What the task asks ▸
The exercise calls for every entry that follows to be repeated exactly.

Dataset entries
_ _ _ _
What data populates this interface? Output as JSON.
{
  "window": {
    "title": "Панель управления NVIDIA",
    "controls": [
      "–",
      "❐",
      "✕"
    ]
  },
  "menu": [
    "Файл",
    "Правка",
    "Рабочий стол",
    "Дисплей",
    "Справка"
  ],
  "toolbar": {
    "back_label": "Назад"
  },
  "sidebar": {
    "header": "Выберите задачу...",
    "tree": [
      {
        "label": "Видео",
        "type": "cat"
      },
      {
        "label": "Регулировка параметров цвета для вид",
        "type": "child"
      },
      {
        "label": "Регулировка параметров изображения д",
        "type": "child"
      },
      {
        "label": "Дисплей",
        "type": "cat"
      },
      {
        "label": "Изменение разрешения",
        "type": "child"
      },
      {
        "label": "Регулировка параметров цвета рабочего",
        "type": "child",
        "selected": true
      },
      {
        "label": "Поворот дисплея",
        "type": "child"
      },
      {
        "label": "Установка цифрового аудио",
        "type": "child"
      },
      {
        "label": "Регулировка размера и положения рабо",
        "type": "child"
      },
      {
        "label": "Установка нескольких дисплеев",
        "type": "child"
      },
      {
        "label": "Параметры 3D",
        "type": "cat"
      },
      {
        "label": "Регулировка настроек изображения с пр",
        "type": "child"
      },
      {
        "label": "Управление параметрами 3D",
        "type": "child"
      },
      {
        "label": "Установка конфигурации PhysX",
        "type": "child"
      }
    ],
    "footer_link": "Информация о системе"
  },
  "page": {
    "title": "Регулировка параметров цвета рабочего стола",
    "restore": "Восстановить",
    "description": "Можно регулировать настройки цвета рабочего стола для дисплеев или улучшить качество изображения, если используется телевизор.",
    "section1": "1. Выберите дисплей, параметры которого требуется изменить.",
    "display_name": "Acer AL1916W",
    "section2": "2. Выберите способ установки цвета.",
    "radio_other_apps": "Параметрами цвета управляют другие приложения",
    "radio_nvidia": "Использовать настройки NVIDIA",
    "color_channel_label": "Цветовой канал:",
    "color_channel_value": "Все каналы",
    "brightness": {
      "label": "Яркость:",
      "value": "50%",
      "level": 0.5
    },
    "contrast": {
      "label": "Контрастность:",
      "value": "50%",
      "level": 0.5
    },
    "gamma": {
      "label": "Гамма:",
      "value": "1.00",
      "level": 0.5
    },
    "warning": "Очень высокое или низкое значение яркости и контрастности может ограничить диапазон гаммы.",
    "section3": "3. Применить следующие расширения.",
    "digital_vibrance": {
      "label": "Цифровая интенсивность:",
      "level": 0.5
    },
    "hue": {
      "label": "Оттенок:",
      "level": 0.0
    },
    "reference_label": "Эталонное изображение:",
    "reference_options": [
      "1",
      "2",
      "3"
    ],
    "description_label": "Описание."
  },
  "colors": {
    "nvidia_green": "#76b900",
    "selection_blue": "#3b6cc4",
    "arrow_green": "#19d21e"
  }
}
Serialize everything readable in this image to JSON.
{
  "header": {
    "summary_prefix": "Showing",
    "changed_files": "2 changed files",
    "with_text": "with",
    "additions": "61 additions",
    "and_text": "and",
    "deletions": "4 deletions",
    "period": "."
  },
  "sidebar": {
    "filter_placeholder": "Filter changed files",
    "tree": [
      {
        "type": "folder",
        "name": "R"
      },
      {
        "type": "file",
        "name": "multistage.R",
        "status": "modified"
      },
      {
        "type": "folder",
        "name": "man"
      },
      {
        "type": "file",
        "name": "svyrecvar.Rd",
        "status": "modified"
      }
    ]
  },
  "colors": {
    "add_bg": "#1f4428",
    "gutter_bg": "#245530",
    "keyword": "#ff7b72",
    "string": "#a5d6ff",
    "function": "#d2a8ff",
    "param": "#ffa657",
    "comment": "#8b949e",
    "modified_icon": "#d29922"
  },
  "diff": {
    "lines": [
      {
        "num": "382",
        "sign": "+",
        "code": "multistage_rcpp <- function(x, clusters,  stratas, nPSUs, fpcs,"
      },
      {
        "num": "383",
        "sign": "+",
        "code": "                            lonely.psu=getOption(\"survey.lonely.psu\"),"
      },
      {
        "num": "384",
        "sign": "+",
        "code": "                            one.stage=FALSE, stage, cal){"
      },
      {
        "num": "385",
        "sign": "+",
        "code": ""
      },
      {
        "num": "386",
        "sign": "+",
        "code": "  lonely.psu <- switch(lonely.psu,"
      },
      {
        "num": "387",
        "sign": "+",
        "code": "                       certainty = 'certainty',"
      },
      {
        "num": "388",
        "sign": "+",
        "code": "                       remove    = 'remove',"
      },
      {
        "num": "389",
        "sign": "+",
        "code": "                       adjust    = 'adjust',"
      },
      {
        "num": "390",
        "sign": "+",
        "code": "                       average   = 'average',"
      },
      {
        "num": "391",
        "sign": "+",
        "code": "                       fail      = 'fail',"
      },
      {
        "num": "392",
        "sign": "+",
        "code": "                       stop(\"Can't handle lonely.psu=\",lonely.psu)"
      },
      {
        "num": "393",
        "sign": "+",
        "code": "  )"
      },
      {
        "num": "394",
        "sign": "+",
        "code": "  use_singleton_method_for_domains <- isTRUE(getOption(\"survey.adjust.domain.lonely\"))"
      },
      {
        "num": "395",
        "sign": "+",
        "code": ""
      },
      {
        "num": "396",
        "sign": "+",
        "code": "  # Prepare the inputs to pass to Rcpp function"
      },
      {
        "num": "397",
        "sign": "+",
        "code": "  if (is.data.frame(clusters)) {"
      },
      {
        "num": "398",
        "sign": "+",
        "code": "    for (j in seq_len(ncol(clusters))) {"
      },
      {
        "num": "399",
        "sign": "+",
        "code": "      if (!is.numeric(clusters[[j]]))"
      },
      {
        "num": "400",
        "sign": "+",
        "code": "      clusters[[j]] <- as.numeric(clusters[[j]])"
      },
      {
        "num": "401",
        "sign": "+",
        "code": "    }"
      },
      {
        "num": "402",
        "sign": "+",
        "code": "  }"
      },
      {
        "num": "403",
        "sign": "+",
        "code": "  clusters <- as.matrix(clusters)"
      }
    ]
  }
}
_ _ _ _
Answer to the problem ▸
What data populates this interface? Output as JSON.
{
  "window": {
    "title": "Панель управления NVIDIA",
    "controls": [
      "–",
      "❐",
      "✕"
    ]
  },
  "menu": [
    "Файл",
    "Правка",
    "Рабочий стол",
    "Дисплей",
    "Справка"
  ],
  "toolbar": {
    "back_label": "Назад"
  },
  "sidebar": {
    "header": "Выберите задачу...",
    "tree": [
      {
        "label": "Видео",
        "type": "cat"
      },
      {
        "label": "Регулировка параметров цвета для вид",
        "type": "child"
      },
      {
        "label": "Регулировка параметров изображения д",
        "type": "child"
      },
      {
        "label": "Дисплей",
        "type": "cat"
      },
      {
        "label": "Изменение разрешения",
        "type": "child"
      },
      {
        "label": "Регулировка параметров цвета рабочего",
        "type": "child",
        "selected": true
      },
      {
        "label": "Поворот дисплея",
        "type": "child"
      },
      {
        "label": "Установка цифрового аудио",
        "type": "child"
      },
      {
        "label": "Регулировка размера и положения рабо",
        "type": "child"
      },
      {
        "label": "Установка нескольких дисплеев",
        "type": "child"
      },
      {
        "label": "Параметры 3D",
        "type": "cat"
      },
      {
        "label": "Регулировка настроек изображения с пр",
        "type": "child"
      },
      {
        "label": "Управление параметрами 3D",
        "type": "child"
      },
      {
        "label": "Установка конфигурации PhysX",
        "type": "child"
      }
    ],
    "footer_link": "Информация о системе"
  },
  "page": {
    "title": "Регулировка параметров цвета рабочего стола",
    "restore": "Восстановить",
    "description": "Можно регулировать настройки цвета рабочего стола для дисплеев или улучшить качество изображения, если используется телевизор.",
    "section1": "1. Выберите дисплей, параметры которого требуется изменить.",
    "display_name": "Acer AL1916W",
    "section2": "2. Выберите способ установки цвета.",
    "radio_other_apps": "Параметрами цвета управляют другие приложения",
    "radio_nvidia": "Использовать настройки NVIDIA",
    "color_channel_label": "Цветовой канал:",
    "color_channel_value": "Все каналы",
    "brightness": {
      "label": "Яркость:",
      "value": "50%",
      "level": 0.5
    },
    "contrast": {
      "label": "Контрастность:",
      "value": "50%",
      "level": 0.5
    },
    "gamma": {
      "label": "Гамма:",
      "value": "1.00",
      "level": 0.5
    },
    "warning": "Очень высокое или низкое значение яркости и контрастности может ограничить диапазон гаммы.",
    "section3": "3. Применить следующие расширения.",
    "digital_vibrance": {
      "label": "Цифровая интенсивность:",
      "level": 0.5
    },
    "hue": {
      "label": "Оттенок:",
      "level": 0.0
    },
    "reference_label": "Эталонное изображение:",
    "reference_options": [
      "1",
      "2",
      "3"
    ],
    "description_label": "Описание."
  },
  "colors": {
    "nvidia_green": "#76b900",
    "selection_blue": "#3b6cc4",
    "arrow_green": "#19d21e"
  }
}
Serialize everything readable in this image to JSON.
{
  "header": {
    "summary_prefix": "Showing",
    "changed_files": "2 changed files",
    "with_text": "with",
    "additions": "61 additions",
    "and_text": "and",
    "deletions": "4 deletions",
    "period": "."
  },
  "sidebar": {
    "filter_placeholder": "Filter changed files",
    "tree": [
      {
        "type": "folder",
        "name": "R"
      },
      {
        "type": "file",
        "name": "multistage.R",
        "status": "modified"
      },
      {
        "type": "folder",
        "name": "man"
      },
      {
        "type": "file",
        "name": "svyrecvar.Rd",
        "status": "modified"
      }
    ]
  },
  "colors": {
    "add_bg": "#1f4428",
    "gutter_bg": "#245530",
    "keyword": "#ff7b72",
    "string": "#a5d6ff",
    "function": "#d2a8ff",
    "param": "#ffa657",
    "comment": "#8b949e",
    "modified_icon": "#d29922"
  },
  "diff": {
    "lines": [
      {
        "num": "382",
        "sign": "+",
        "code": "multistage_rcpp <- function(x, clusters,  stratas, nPSUs, fpcs,"
      },
      {
        "num": "383",
        "sign": "+",
        "code": "                            lonely.psu=getOption(\"survey.lonely.psu\"),"
      },
      {
        "num": "384",
        "sign": "+",
        "code": "                            one.stage=FALSE, stage, cal){"
      },
      {
        "num": "385",
        "sign": "+",
        "code": ""
      },
      {
        "num": "386",
        "sign": "+",
        "code": "  lonely.psu <- switch(lonely.psu,"
      },
      {
        "num": "387",
        "sign": "+",
        "code": "                       certainty = 'certainty',"
      },
      {
        "num": "388",
        "sign": "+",
        "code": "                       remove    = 'remove',"
      },
      {
        "num": "389",
        "sign": "+",
        "code": "                       adjust    = 'adjust',"
      },
      {
        "num": "390",
        "sign": "+",
        "code": "                       average   = 'average',"
      },
      {
        "num": "391",
        "sign": "+",
        "code": "                       fail      = 'fail',"
      },
      {
        "num": "392",
        "sign": "+",
        "code": "                       stop(\"Can't handle lonely.psu=\",lonely.psu)"
      },
      {
        "num": "393",
        "sign": "+",
        "code": "  )"
      },
      {
        "num": "394",
        "sign": "+",
        "code": "  use_singleton_method_for_domains <- isTRUE(getOption(\"survey.adjust.domain.lonely\"))"
      },
      {
        "num": "395",
        "sign": "+",
        "code": ""
      },
      {
        "num": "396",
        "sign": "+",
        "code": "  # Prepare the inputs to pass to Rcpp function"
      },
      {
        "num": "397",
        "sign": "+",
        "code": "  if (is.data.frame(clusters)) {"
      },
      {
        "num": "398",
        "sign": "+",
        "code": "    for (j in seq_len(ncol(clusters))) {"
      },
      {
        "num": "399",
        "sign": "+",
        "code": "      if (!is.numeric(clusters[[j]]))"
      },
      {
        "num": "400",
        "sign": "+",
        "code": "      clusters[[j]] <- as.numeric(clusters[[j]])"
      },
      {
        "num": "401",
        "sign": "+",
        "code": "    }"
      },
      {
        "num": "402",
        "sign": "+",
        "code": "  }"
      },
      {
        "num": "403",
        "sign": "+",
        "code": "  clusters <- as.matrix(clusters)"
      }
    ]
  }
}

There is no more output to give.